Hope and Fear
The narrator of G.K. Chesterton’s first Father Brown story, “The Blue Cross,” ruminating on the role of chance in criminal investigation, reflects that, “There is in life an element of elfin coincidence which people reckoning on the prosaic may perpetually miss.” While no crime save the theft of a heart appears in today’s chapter there is a major coincidence in relation to Pierre Bezukhov’s character development. It may not, for those reckoning on the prosaic, be immediately apparent but it’s there. For the past few days, you see, we’ve meditated on Pierre’s recent enlightenment. We’ve noted that he’s more calm, better adjusted, well-focused and mentally tranquil. Now, as if by means of some otherworldly coincidental test of his new life, Pierre is confronted with the prospect of romantic love, a subject historically at odds with regular mental tranquility. How does he fare with this test? Does he maintain his composure?
Today he backslides a little bit. The old agitation in his behavior returns. Confusion clouds his mind. He stumbles over his thoughts and has difficulty articulating himself. All this occurs because he decides that he must marry Natasha but is not sure if she will have him as her husband. Here we return to Epictetus’s teaching that unhappiness is born from desiring something that does not come about.
It’s important for Pierre, if he wishes to continue on the path of mental tranquility, that he not allow his desire for Natasha to overwhelm him. This isn’t to say that he shouldn’t pursue a relationship with Natasha. In fact, a relationship with her might be beneficial to him. In today’s chapter, for instance, he experiences a brief moment of anattā “as if he was vanishing and that neither he nor she existed any longer, that nothing existed but happiness.”
That’s nice but he must not allow his desire to outpace his mindfulness. Otherwise he might revert to the old Pierre.
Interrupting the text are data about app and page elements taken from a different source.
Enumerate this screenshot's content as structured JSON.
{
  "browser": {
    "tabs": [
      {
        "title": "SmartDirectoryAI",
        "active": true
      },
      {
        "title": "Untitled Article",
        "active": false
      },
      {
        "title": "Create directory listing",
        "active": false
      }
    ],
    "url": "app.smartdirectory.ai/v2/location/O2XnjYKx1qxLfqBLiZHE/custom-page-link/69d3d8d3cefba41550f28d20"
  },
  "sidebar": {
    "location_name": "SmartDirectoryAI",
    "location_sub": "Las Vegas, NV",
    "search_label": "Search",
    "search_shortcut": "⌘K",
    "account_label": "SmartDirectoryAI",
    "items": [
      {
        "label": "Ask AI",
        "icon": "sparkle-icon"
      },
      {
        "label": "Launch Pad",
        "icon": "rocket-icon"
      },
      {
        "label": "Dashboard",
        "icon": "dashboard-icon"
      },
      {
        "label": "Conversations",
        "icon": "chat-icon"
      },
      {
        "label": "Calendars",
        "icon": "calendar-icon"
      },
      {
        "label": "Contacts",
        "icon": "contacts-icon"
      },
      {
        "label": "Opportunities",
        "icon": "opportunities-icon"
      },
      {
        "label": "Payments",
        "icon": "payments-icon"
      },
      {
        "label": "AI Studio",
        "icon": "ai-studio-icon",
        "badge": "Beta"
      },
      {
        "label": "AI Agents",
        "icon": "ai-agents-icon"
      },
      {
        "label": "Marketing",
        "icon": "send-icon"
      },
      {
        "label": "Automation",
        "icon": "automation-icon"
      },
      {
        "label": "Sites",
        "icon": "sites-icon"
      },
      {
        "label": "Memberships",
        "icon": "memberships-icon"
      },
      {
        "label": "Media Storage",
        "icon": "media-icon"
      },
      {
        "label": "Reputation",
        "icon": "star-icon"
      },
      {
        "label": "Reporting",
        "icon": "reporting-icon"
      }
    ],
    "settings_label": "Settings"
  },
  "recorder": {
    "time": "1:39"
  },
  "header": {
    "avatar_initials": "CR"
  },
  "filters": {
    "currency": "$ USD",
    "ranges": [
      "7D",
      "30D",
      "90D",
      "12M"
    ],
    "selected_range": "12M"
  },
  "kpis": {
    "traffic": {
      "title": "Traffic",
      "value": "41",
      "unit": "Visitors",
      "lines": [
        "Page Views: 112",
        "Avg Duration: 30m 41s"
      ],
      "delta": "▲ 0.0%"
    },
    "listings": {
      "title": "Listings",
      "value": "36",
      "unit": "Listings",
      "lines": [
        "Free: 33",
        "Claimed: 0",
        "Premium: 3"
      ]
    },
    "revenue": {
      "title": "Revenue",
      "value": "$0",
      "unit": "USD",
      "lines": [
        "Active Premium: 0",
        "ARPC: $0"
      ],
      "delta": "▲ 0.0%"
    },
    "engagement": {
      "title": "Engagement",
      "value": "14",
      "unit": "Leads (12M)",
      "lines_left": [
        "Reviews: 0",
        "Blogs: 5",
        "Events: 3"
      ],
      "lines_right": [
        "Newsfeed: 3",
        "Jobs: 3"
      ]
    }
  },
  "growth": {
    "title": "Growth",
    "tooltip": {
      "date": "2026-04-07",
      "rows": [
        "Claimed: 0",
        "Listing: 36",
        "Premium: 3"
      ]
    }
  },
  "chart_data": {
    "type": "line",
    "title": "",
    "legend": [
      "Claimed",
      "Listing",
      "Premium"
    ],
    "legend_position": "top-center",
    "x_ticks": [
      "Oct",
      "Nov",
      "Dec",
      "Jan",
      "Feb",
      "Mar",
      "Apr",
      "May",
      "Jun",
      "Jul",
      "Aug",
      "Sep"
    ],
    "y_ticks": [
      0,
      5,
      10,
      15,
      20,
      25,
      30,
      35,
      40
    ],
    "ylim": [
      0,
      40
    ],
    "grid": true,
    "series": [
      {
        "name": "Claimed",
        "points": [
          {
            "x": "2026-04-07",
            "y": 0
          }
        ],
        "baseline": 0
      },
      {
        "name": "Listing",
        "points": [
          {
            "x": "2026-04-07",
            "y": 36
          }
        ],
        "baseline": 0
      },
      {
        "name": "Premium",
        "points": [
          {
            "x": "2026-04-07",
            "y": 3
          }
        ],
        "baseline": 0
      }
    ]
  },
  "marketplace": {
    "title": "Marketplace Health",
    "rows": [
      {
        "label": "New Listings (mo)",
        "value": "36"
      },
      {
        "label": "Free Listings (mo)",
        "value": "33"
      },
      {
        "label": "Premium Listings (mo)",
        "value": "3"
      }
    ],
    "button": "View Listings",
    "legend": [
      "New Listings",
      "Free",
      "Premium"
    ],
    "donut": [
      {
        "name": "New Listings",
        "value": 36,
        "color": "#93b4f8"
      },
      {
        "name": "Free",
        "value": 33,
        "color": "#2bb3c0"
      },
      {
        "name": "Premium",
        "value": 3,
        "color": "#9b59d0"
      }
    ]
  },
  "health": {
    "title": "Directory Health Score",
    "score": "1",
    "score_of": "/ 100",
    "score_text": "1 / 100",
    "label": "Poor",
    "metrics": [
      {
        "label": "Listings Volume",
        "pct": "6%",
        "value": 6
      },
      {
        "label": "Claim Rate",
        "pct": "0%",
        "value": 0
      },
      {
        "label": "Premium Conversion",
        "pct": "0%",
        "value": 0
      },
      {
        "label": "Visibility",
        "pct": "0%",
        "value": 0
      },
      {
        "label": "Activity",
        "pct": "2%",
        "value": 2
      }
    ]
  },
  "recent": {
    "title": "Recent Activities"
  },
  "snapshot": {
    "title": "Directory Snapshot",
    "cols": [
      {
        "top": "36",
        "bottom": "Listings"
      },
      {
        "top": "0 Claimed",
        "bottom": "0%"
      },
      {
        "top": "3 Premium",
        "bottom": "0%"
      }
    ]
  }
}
The old Pierre is fun to read about, sure, but also a complete mess.
‘You will cease to fear,’ says [Hecaton], ‘if you cease to hope.’ You may ask, ‘How can things so different go hand-in-hand?’ The truth is, my dear Lucilius, that though they seem to differ that are in fact attached; one chain joins the prisoner and his guard, and these two, different as they are, walking step in the same way. Fear keeps pace with hope. Nor do I find it surprising that they keep company, for each belongs to a mind in suspense, a mind hanging on what the future might bring. The cause in both cases is failure to adjust ourselves to the present and a tendency to project our mental processes far into the future.
Seneca, Letter on Moderation